The 5-HT3 antagonist, ondansetron (OND), and the cannabinoid, delta9-tetrahydrocannabinol (delta9-THC), have been shown to interfere with emesis; however, their relative and/or combined effectiveness in suppressing vomiting produced by the chemotherapeutic agent, cisplatin, is unknown.
To evaluate the potential of: 1) a broad range of doses of delta9-THC and OND to prevent cisplatin-induced vomiting and retching in the Suncus murinus (house musk shrew), 2) combined treatment with ineffective individual doses of delta9-THC and OND to prevent cisplatin-induced vomiting and retching, 3) the CB1 receptor antagonist, SR141716, to reverse the antiemetic effects of OND, and 4) cannabidiol (CBD), the principal non-psychoactive component of marijuana, to reverse cisplatin-induced vomiting in the shrew.
Shrews were injected with various doses of OND (0.02-6.0 mg/kg), delta9-THC (1.25-10 mg/kg) and a combination of ineffective doses of each (0.02 mg/kg OND+1.25 mg/kg delta9-THC) prior to being injected with cisplatin (20 mg/kg) which induces vomiting.
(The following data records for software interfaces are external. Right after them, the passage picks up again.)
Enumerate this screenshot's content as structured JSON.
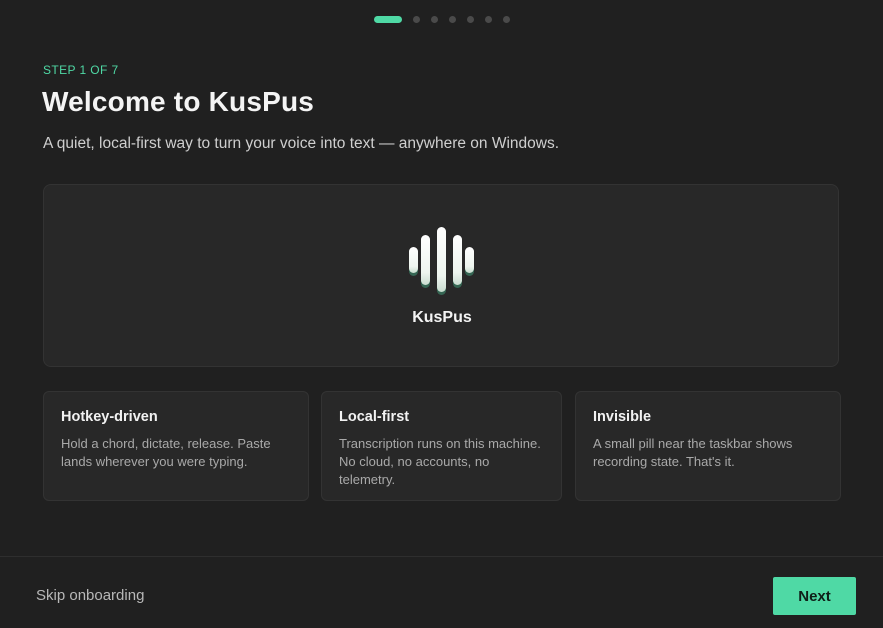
{
  "progress": {
    "total_steps": 7,
    "current_step": 1
  },
  "header": {
    "step_label": "STEP 1 OF 7",
    "title": "Welcome to KusPus",
    "subtitle": "A quiet, local-first way to turn your voice into text — anywhere on Windows."
  },
  "hero": {
    "icon": "soundwave-icon",
    "brand_name": "KusPus"
  },
  "features": [
    {
      "title": "Hotkey-driven",
      "body": "Hold a chord, dictate, release. Paste lands wherever you were typing."
    },
    {
      "title": "Local-first",
      "body": "Transcription runs on this machine. No cloud, no accounts, no telemetry."
    },
    {
      "title": "Invisible",
      "body": "A small pill near the taskbar shows recording state. That's it."
    }
  ],
  "footer": {
    "skip_label": "Skip onboarding",
    "next_label": "Next"
  },
  "colors": {
    "accent": "#4fd9a5",
    "background": "#202020",
    "card": "#282828"
  }
}
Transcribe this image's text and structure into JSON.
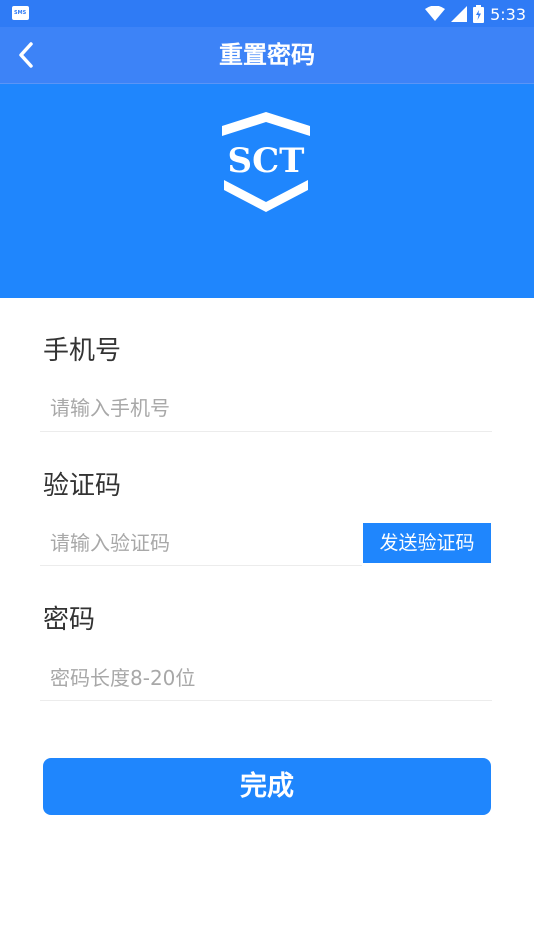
{
  "status_bar": {
    "notification_icon": "sms-icon",
    "time": "5:33",
    "icons": [
      "wifi-icon",
      "signal-icon",
      "battery-icon"
    ]
  },
  "nav": {
    "back_icon": "chevron-left-icon",
    "title": "重置密码"
  },
  "banner": {
    "logo_text": "SCT"
  },
  "form": {
    "phone": {
      "label": "手机号",
      "placeholder": "请输入手机号",
      "value": ""
    },
    "code": {
      "label": "验证码",
      "placeholder": "请输入验证码",
      "value": "",
      "send_button": "发送验证码"
    },
    "password": {
      "label": "密码",
      "placeholder": "密码长度8-20位",
      "value": ""
    },
    "submit_label": "完成"
  },
  "colors": {
    "status_bar": "#2f7bf5",
    "nav_bar": "#3d83f7",
    "primary": "#1f86fd",
    "label_text": "#333333",
    "placeholder_text": "#a8a8a8"
  }
}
Shrews were also injected with CBD (5 mg/kg and 40 mg/kg) prior to an injection of cisplatin.
OND and delta9-THC both dose-dependently suppressed cisplatin-induced vomiting and retching. Furthermore, a combined pretreatment of doses of the two drugs that were ineffective alone completely suppressed vomiting and retching. CBD produced a biphasic effect, suppressing vomiting at 5 mg/kg and potentiating it at 40 mg/kg.
A low dose of the non-intoxicating cannabinoid CBD may be an effective anti-emetic treatment and combined doses of OND and delta9-THC that are ineffective alone suppresses cisplatin-induced emetic reactions in shrews.